There are other grip enhancers, for the general user, that resemble rubber or plastic donuts. They come in various resistances, and you can hold them in your palm and squeeze to build strength. We chose not to review any of these products because we wanted the focus more on intense grip training. But the donut devices will help anyone with basic grip and can give you more confidence when you do pull-ups or other grip-centered exercises.
q: What muscles does the farmers carry work out?
The farmers walk will exercise the deltoids and trapezius muscles in your upper back and shoulders. They are very helpful for your biceps and triceps, even though you won't be expanding and contract the muscles with curl or rowing movements. Your forearms will get a big challenge because the forearms are responsible for keeping your hands closed around the straps or handles.

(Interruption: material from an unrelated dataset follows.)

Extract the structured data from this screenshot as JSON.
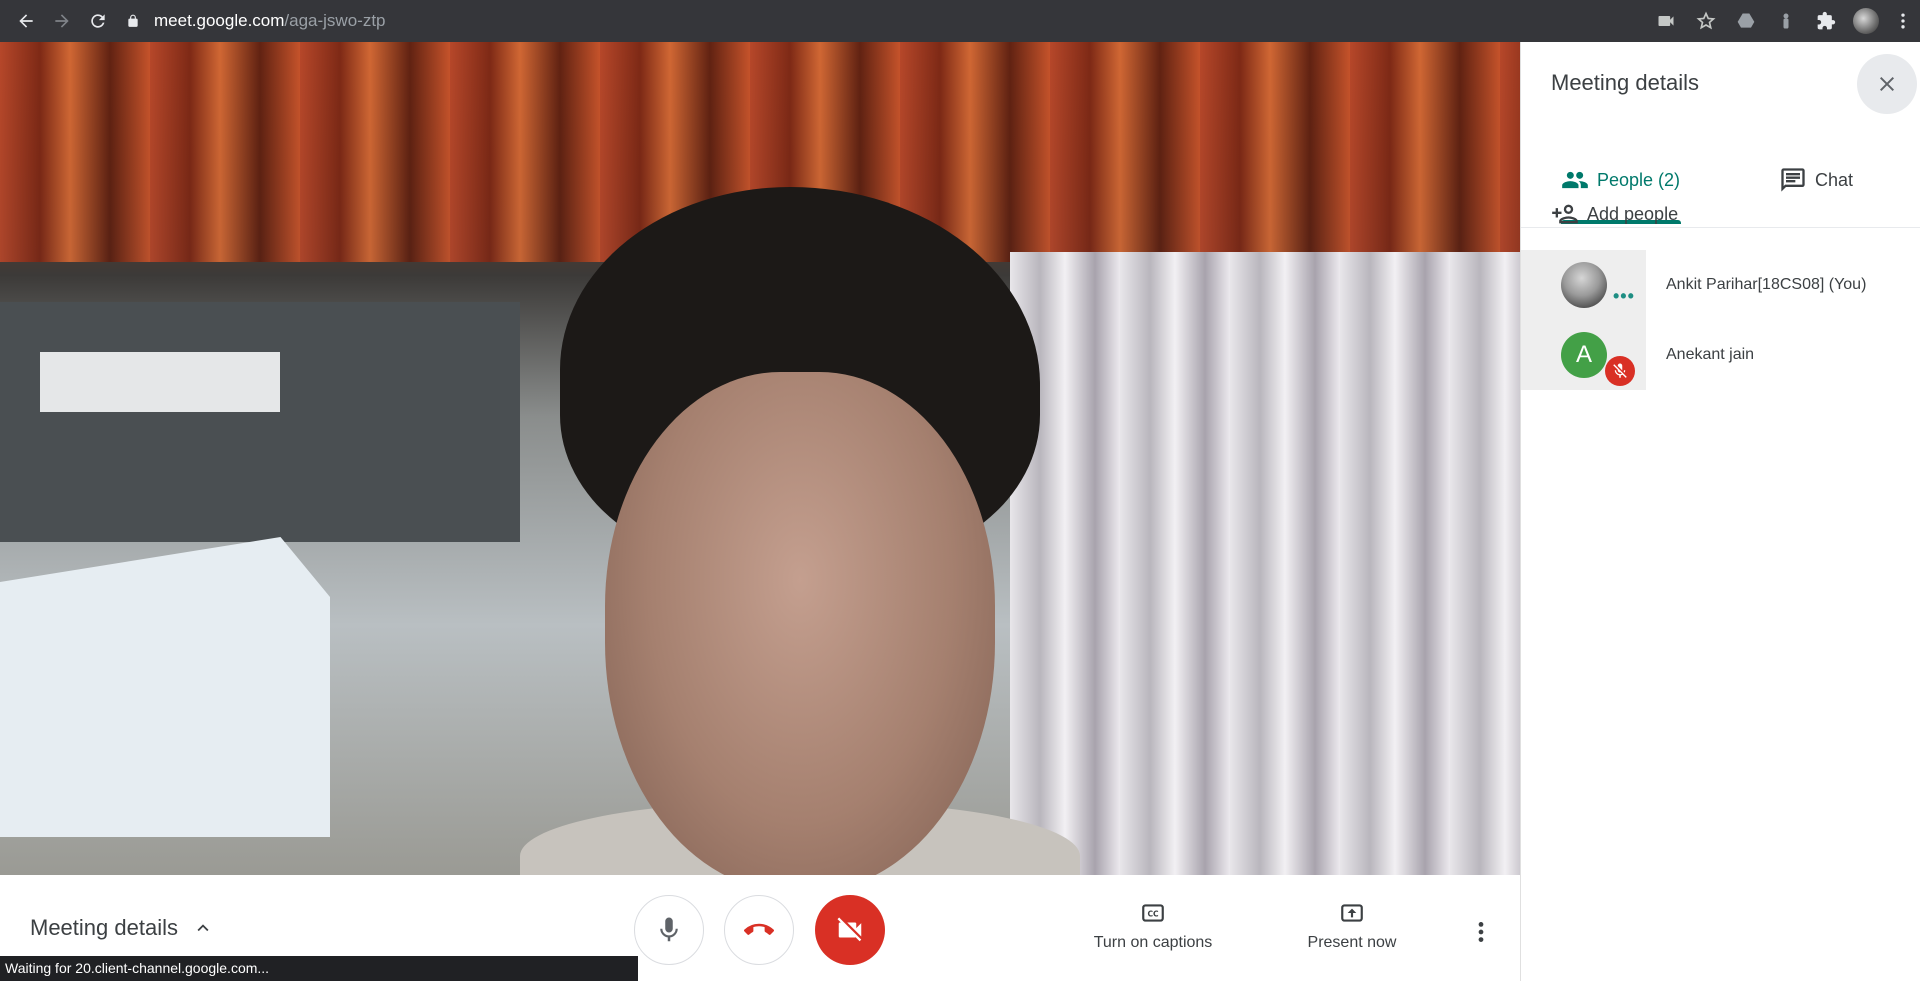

All your leg muscles--glutes, hams, calves, quads, and even your hip adductors and abductors--will get a lot of work as they propel you forward. Finally, the farmer's walk will require all your trunk and core muscles to keep you upright. Be sure to stand up straight, keeping your spine neutral, so you don't risk hurting your lower back.
Finally, we can't stress enough that you should only lift as much weight as you can handle when you do the farmers carry. Because so many of your muscle groups are engaged, and because there is no rest from holding the weight until you put it down, you are more susceptible to injury than usual.
q: What different things can I do with the cannonball grips?
You can do pull-ups by attaching the straps to a bar. You can also do farmer's walks by attaching weight plates, and you can do standing rows or many different dumbbell exercises with them.
q: What's the difference between World's Strongest Man and Official Strongman?
The World's Strongest Man is a competition that has taken place every year since 1977. It attracts a wide international audience and many spectators from around the world.
Official Strongman is a smaller competition, with events modeled on the World' Strongest Man, that anyone can enter. There is an online qualifier that requires you to deadlift, max press, and front carries certain minimum amounts of weight to qualify as a competitor.
- World's Strongest Man: History, World's Strongest Man website ,
- The Farmer’s Walk Is The Epitome Of Training Efficiently, Coach Mag UK ,
- How Gripping Devices Develop Grip-Strength., Bodybuilding Site ,